● **What the exercise asks**
Wherever "category" appears in a line of the listing, that line should be returned.

● **Excerpted records**
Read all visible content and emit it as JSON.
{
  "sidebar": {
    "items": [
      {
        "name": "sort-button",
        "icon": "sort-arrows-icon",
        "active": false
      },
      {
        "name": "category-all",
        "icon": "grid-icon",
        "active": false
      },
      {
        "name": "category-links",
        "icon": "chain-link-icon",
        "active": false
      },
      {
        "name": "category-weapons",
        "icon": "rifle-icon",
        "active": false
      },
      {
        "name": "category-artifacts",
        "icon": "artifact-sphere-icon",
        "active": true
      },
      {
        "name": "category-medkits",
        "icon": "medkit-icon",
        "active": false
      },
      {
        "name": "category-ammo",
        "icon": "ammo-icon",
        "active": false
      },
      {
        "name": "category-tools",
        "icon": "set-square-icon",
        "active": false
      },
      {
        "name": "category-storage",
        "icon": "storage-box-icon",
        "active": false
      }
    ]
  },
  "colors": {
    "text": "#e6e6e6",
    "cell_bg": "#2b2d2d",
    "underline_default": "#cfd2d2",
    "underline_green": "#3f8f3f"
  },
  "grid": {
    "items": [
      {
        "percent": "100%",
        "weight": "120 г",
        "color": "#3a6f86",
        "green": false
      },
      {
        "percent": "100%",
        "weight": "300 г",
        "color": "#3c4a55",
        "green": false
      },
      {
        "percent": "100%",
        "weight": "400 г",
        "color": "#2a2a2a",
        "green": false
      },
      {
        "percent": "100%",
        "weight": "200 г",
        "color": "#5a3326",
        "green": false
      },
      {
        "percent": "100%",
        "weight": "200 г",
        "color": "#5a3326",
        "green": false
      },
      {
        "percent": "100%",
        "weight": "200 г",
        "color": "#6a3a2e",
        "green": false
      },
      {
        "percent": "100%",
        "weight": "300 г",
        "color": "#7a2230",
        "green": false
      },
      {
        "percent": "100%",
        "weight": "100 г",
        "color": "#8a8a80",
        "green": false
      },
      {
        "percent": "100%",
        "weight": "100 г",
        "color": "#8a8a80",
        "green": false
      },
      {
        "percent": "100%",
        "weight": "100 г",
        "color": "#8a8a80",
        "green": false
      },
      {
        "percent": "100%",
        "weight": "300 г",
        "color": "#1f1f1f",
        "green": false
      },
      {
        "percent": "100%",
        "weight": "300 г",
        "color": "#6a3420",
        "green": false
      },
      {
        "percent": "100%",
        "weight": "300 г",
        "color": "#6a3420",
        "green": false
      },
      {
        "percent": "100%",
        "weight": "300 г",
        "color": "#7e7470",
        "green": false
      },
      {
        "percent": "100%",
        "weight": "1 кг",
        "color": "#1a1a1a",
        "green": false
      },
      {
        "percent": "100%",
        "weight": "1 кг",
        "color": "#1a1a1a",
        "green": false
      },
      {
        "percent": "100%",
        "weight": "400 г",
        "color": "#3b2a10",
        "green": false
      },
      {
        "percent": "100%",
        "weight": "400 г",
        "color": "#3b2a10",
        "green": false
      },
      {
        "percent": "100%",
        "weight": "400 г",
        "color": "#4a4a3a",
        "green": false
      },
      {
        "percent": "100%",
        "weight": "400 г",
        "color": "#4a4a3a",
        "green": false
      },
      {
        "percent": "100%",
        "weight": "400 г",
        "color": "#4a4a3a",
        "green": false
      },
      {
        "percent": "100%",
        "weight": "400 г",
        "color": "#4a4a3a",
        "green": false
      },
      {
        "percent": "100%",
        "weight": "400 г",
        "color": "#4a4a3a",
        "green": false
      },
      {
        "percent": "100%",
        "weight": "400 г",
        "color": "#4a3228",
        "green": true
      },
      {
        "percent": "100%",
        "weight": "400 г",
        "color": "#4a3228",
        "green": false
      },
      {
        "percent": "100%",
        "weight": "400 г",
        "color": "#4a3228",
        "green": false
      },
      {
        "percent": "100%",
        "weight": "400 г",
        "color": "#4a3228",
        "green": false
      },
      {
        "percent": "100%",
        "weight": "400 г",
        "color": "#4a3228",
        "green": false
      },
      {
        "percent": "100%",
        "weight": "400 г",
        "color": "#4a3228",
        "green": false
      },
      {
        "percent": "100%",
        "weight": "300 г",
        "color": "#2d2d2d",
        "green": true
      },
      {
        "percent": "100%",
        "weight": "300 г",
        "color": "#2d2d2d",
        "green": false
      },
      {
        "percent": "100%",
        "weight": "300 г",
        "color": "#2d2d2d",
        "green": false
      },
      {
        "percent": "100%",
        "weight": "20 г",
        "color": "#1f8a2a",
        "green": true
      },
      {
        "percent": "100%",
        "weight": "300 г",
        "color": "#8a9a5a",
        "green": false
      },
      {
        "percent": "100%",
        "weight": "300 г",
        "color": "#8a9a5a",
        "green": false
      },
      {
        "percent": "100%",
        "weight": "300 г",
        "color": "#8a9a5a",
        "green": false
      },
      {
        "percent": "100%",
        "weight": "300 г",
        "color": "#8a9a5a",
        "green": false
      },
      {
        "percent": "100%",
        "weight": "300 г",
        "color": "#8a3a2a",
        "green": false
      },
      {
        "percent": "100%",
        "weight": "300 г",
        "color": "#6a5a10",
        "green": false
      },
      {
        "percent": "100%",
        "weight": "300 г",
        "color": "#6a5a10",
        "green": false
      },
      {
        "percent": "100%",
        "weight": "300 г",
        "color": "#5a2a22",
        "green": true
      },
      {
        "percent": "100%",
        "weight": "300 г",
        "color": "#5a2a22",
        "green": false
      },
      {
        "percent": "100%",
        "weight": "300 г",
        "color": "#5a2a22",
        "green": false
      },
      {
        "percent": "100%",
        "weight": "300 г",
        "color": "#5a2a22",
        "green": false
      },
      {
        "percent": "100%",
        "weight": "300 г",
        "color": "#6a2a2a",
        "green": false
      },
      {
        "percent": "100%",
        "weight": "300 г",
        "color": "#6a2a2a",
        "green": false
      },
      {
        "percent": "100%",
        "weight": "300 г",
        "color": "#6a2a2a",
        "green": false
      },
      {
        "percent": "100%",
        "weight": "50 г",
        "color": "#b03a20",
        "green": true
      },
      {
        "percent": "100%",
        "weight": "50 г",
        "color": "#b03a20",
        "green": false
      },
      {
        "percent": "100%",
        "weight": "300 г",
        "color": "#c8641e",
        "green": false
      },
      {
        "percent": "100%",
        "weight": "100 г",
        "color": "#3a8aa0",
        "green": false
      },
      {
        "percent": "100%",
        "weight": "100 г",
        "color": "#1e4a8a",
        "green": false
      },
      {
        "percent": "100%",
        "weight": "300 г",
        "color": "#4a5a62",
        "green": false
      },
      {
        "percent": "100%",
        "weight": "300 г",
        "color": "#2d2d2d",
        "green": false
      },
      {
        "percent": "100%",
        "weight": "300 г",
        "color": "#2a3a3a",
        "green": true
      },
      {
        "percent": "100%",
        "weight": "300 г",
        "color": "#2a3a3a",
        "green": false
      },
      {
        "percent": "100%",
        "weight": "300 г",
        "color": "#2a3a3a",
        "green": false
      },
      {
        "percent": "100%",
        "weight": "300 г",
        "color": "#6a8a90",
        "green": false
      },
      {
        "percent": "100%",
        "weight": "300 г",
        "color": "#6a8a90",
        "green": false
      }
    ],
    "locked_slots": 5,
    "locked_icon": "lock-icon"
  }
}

● **Your solution**
        "name": "category-all",
        "name": "category-links",
        "name": "category-weapons",
        "name": "category-artifacts",
        "name": "category-medkits",
        "name": "category-ammo",
        "name": "category-tools",
        "name": "category-storage",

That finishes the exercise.